**Task statement:** Look through the listing below, find every line with the string "selected", and copy it.

BEGIN

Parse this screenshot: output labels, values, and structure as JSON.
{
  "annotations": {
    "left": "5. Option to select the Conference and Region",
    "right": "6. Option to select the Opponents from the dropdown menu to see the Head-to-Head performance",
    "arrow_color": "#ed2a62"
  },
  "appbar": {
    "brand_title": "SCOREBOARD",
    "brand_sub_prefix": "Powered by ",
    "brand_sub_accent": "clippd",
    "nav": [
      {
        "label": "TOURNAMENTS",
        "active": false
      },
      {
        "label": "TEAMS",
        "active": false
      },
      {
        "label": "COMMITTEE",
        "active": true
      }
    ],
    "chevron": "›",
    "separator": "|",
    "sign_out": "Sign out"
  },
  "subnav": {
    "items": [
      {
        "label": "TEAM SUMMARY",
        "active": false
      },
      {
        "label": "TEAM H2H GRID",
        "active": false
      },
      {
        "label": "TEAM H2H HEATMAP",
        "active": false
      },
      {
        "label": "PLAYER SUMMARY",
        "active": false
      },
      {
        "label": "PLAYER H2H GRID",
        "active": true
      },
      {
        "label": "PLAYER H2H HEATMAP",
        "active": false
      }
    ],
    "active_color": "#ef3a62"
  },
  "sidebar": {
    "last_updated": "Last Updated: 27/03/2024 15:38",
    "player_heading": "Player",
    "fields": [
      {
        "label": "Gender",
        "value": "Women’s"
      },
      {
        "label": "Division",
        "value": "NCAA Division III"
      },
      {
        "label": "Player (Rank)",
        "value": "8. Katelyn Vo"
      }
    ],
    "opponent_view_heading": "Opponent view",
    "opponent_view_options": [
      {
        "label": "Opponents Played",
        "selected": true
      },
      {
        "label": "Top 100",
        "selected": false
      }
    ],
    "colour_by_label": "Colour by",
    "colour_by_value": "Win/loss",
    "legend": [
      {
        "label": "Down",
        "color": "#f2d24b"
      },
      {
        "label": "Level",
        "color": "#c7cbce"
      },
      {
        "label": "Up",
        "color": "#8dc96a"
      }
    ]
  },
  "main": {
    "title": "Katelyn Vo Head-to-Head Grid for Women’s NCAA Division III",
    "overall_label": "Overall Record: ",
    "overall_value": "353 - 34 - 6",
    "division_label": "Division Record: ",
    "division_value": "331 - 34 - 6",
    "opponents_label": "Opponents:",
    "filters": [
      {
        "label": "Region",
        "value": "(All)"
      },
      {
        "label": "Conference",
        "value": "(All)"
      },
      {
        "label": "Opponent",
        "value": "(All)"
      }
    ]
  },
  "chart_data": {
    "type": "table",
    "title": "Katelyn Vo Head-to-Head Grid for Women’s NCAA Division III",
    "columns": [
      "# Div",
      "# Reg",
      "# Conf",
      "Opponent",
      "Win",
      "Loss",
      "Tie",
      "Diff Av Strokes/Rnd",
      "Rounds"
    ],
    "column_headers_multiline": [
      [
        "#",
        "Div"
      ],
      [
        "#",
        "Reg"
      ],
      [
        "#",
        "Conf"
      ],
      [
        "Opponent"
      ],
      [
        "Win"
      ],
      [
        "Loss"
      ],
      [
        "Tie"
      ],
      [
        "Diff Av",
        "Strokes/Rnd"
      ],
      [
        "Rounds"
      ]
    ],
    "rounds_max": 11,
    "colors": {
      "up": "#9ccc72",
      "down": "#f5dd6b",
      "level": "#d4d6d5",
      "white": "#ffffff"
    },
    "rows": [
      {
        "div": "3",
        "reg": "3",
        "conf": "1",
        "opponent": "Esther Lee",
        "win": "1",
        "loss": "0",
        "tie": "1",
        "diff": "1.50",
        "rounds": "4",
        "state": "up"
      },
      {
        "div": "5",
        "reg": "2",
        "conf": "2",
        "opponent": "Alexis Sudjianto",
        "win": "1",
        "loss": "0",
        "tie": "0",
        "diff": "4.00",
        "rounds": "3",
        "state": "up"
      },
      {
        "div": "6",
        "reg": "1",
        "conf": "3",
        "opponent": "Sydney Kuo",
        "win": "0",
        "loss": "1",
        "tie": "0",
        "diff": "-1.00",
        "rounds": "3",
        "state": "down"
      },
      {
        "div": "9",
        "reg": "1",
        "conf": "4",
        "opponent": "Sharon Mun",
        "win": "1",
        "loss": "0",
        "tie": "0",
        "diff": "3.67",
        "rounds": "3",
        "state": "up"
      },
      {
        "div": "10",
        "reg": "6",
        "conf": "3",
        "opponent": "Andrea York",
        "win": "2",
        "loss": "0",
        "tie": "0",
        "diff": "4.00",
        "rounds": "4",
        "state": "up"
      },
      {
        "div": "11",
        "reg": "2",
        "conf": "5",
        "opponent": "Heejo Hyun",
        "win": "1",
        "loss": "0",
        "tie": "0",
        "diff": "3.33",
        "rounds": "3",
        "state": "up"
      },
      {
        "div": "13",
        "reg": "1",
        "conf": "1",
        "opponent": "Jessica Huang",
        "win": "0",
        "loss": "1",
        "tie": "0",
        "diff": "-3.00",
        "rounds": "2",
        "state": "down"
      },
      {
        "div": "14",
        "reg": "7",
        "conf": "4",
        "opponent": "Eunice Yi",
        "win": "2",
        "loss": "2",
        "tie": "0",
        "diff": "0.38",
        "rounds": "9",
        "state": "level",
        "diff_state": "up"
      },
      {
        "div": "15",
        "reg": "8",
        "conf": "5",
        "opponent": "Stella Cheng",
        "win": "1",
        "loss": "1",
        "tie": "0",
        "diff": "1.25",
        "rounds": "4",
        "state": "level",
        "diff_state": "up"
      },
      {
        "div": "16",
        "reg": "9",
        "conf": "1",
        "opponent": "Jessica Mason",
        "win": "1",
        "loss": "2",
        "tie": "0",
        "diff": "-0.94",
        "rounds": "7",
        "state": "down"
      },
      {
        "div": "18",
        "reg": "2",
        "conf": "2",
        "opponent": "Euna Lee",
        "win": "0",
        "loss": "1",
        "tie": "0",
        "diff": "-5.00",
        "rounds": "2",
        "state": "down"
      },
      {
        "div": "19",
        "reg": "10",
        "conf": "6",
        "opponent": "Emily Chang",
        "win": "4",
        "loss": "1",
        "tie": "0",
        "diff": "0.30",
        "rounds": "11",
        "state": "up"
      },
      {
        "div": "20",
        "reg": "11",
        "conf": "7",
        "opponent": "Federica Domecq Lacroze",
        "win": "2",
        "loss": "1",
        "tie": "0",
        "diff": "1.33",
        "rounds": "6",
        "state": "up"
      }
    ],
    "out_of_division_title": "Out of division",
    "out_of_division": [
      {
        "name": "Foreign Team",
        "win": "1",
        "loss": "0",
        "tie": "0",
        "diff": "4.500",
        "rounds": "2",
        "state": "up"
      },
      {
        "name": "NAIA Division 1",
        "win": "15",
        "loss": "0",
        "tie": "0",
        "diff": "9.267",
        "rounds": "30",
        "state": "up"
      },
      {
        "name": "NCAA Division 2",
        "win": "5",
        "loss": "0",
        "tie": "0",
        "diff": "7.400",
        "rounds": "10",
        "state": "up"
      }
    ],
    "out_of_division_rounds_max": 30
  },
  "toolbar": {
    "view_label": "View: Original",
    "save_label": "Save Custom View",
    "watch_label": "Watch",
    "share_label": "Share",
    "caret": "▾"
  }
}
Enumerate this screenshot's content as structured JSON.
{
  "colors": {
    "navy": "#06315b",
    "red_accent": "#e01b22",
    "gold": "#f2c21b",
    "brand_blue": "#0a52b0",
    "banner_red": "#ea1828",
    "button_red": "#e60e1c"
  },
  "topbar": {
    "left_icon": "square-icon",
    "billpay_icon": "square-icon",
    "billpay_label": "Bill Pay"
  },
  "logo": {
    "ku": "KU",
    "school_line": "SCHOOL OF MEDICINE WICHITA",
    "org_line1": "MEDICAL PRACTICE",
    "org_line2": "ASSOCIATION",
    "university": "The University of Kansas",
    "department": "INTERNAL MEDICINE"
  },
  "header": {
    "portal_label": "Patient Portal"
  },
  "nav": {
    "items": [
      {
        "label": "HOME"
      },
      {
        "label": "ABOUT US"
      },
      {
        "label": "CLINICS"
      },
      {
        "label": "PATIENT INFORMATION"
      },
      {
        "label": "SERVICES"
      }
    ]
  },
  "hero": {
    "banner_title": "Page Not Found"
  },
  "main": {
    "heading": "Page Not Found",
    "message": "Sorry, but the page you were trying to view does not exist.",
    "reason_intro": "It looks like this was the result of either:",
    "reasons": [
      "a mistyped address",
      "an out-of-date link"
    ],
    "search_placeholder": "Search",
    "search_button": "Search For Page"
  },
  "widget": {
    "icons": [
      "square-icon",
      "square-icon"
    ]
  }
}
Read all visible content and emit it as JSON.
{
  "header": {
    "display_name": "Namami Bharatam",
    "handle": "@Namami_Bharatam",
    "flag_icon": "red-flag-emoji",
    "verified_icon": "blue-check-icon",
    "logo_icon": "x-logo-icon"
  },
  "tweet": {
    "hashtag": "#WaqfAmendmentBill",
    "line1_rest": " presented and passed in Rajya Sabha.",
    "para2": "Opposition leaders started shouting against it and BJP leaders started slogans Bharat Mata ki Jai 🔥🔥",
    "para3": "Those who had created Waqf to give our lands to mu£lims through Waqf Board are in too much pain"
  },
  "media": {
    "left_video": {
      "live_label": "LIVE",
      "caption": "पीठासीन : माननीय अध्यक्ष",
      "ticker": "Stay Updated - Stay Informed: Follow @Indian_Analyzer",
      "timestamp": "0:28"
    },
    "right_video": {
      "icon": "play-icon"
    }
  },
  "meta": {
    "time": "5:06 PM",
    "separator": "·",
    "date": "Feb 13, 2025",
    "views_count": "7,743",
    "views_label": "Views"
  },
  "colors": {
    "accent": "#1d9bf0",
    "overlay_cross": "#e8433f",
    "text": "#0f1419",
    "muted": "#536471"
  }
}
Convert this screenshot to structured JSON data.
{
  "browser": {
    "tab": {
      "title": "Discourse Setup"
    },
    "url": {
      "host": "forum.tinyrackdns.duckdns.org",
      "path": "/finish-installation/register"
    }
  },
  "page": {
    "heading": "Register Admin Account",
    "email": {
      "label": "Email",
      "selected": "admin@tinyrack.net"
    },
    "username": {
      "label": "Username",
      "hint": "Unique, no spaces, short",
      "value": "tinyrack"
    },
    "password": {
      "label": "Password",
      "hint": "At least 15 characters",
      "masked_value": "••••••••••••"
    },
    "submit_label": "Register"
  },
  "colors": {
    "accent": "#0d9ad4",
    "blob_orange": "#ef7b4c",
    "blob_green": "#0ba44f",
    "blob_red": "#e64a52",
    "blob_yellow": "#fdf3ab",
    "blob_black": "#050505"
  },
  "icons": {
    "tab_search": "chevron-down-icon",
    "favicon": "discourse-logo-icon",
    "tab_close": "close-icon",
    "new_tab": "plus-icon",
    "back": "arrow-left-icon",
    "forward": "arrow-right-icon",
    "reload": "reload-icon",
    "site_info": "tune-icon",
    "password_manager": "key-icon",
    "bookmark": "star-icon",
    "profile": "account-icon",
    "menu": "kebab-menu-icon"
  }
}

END

**Result of this task:**
        "selected": true
        "selected": false
      "selected": "admin@tinyrack.net"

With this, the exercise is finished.